**Directions for this task**:
Copy each line below in which the string "screenshot" occurs.

(Element data from apps and pages)
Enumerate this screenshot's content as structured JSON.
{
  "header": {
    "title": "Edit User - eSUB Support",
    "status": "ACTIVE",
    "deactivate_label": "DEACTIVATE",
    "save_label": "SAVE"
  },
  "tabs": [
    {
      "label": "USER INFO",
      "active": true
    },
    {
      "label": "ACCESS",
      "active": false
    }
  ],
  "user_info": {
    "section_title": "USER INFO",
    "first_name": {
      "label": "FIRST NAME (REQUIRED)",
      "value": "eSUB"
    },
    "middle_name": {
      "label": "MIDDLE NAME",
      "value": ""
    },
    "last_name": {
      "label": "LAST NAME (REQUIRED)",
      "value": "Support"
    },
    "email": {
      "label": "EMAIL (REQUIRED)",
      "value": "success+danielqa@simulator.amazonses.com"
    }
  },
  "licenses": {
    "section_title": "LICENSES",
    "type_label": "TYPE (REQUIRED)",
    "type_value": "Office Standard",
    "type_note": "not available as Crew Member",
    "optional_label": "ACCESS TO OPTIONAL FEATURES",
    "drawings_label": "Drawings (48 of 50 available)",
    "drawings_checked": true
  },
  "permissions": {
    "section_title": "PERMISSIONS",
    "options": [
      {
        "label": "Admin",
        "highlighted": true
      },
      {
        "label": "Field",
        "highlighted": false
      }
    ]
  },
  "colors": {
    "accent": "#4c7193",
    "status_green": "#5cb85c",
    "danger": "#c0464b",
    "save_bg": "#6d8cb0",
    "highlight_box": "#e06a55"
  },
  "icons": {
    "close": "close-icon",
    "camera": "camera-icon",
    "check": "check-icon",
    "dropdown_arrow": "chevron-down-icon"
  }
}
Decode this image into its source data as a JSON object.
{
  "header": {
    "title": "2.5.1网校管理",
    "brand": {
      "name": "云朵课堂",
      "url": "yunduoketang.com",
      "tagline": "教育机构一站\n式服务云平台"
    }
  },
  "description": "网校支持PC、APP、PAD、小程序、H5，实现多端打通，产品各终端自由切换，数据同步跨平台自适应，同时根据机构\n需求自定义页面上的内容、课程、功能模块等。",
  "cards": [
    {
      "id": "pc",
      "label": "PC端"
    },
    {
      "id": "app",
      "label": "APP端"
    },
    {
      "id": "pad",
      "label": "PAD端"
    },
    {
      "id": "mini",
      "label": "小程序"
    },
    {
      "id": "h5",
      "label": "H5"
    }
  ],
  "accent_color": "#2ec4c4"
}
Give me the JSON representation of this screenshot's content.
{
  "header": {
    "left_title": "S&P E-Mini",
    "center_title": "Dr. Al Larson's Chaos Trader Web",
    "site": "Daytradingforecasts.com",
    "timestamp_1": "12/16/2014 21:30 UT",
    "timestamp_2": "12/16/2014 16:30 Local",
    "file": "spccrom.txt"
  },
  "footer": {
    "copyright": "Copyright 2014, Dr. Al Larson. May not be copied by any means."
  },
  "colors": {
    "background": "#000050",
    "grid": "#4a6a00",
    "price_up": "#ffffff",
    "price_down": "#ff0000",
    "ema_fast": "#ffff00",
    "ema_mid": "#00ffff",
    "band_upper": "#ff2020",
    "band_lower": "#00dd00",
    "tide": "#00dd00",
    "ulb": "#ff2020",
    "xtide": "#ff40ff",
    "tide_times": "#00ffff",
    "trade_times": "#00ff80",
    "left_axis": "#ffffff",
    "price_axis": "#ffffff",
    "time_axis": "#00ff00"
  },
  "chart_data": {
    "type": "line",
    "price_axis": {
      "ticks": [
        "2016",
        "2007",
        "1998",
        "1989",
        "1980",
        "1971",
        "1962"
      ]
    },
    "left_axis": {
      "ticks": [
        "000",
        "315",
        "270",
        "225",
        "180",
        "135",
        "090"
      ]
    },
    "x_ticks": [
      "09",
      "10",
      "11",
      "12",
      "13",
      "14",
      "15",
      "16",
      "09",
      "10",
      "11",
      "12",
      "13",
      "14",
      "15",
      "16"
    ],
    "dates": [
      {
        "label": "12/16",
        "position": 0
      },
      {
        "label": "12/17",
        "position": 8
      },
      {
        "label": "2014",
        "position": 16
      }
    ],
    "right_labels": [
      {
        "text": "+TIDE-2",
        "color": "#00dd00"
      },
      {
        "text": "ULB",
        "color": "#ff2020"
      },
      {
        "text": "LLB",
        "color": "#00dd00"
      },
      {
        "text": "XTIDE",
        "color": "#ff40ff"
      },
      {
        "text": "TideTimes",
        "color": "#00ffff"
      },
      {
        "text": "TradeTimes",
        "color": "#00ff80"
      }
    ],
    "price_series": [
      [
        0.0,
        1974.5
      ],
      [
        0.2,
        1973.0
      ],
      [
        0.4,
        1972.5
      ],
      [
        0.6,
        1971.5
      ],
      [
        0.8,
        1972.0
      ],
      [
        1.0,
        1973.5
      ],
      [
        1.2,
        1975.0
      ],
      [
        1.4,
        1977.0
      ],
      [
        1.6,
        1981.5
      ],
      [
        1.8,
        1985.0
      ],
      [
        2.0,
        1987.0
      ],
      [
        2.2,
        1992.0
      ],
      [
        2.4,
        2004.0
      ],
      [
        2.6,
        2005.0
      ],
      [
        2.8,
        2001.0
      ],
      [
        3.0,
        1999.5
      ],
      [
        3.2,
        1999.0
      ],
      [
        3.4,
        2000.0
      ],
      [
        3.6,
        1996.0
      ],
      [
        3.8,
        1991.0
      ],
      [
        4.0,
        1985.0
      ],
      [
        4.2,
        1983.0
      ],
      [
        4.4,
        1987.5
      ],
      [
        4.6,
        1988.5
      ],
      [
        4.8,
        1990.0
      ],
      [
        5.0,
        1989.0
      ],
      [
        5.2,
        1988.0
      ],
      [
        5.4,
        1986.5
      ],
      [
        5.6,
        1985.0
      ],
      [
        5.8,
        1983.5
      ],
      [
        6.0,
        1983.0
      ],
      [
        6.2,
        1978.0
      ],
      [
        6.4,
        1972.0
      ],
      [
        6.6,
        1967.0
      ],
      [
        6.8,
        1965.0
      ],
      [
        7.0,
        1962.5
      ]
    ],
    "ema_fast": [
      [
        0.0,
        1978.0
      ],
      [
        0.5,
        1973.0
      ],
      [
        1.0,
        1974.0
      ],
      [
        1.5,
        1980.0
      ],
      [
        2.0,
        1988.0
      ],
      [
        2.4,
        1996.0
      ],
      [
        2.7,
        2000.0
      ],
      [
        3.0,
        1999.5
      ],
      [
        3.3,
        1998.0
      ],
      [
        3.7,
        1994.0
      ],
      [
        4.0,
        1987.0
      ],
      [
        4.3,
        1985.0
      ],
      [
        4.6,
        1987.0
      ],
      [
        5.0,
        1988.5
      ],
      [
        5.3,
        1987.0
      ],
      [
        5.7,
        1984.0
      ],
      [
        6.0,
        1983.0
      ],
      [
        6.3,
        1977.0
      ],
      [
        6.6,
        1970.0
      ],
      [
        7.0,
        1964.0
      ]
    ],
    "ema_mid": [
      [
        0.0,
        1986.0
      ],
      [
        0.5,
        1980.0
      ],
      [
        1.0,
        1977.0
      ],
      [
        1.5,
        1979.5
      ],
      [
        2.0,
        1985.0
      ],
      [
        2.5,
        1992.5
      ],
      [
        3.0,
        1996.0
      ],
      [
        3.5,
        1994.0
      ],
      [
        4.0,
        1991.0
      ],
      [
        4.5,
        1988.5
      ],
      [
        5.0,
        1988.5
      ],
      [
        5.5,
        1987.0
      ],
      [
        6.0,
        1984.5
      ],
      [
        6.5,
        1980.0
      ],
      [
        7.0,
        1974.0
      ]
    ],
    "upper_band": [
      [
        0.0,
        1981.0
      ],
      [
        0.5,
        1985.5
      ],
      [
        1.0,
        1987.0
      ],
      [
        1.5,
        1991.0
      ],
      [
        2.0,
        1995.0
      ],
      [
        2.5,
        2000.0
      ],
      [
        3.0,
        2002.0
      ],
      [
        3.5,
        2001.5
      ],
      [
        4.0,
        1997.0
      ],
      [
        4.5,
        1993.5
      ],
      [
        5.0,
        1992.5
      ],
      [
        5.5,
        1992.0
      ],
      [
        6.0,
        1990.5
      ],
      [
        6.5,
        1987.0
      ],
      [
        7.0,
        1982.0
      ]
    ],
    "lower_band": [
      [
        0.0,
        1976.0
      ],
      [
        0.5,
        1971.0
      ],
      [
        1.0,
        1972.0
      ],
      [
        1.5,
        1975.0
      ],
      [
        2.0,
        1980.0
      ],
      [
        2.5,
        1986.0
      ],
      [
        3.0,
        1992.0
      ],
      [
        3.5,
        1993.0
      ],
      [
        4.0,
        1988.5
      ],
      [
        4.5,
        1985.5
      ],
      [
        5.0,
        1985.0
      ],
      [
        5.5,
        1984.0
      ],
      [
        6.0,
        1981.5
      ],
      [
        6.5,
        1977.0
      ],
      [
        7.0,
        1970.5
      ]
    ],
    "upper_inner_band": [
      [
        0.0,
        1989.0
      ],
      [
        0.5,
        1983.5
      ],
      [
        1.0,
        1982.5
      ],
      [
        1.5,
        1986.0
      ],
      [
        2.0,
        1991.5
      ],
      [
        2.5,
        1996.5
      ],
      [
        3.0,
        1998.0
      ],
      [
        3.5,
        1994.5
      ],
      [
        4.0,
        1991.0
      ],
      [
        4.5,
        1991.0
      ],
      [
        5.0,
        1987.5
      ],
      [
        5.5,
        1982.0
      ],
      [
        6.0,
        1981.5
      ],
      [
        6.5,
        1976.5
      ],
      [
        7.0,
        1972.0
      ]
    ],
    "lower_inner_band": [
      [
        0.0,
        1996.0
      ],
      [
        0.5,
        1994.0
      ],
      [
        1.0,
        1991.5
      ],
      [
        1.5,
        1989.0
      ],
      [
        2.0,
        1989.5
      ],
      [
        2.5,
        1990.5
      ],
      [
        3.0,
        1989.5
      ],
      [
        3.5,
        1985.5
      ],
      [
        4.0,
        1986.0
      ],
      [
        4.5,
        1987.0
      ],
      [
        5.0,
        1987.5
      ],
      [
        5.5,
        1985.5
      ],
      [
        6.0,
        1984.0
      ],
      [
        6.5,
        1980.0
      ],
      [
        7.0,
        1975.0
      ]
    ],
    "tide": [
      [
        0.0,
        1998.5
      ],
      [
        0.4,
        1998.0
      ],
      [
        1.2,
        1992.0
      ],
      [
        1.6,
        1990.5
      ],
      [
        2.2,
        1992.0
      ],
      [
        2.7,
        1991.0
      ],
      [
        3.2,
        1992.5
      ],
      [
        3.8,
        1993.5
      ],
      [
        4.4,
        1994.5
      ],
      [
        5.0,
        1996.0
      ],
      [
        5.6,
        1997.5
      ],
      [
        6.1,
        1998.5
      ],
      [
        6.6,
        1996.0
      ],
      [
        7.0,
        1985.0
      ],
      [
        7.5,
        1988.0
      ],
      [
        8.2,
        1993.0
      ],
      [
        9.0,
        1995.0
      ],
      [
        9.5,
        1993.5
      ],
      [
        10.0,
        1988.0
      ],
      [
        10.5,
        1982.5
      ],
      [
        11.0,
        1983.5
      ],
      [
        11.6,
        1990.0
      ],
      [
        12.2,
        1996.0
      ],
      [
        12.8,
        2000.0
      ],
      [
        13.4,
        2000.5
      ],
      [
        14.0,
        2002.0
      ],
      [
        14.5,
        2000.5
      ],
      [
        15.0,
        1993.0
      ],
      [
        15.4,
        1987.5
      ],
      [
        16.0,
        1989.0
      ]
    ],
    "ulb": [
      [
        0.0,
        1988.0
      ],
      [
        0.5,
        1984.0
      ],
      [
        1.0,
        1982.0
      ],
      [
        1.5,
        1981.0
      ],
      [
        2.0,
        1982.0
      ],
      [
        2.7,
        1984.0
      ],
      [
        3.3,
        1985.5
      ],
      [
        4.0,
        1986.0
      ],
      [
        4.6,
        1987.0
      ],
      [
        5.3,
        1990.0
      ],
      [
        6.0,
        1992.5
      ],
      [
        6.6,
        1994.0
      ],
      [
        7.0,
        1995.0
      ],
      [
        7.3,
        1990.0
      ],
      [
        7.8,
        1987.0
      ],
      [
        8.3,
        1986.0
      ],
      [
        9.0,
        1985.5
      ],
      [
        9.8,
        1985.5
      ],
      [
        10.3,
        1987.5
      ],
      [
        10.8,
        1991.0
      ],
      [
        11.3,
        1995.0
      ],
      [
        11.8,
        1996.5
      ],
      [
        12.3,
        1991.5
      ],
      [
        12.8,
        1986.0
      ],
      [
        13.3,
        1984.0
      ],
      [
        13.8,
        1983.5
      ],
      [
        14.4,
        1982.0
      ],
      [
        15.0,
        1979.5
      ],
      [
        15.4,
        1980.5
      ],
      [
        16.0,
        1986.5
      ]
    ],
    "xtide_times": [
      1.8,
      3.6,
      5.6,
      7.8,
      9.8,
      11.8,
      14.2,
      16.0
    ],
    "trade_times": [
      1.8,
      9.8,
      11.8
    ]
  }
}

**Exercise answer**:
Enumerate this screenshot's content as structured JSON.
Give me the JSON representation of this screenshot's content.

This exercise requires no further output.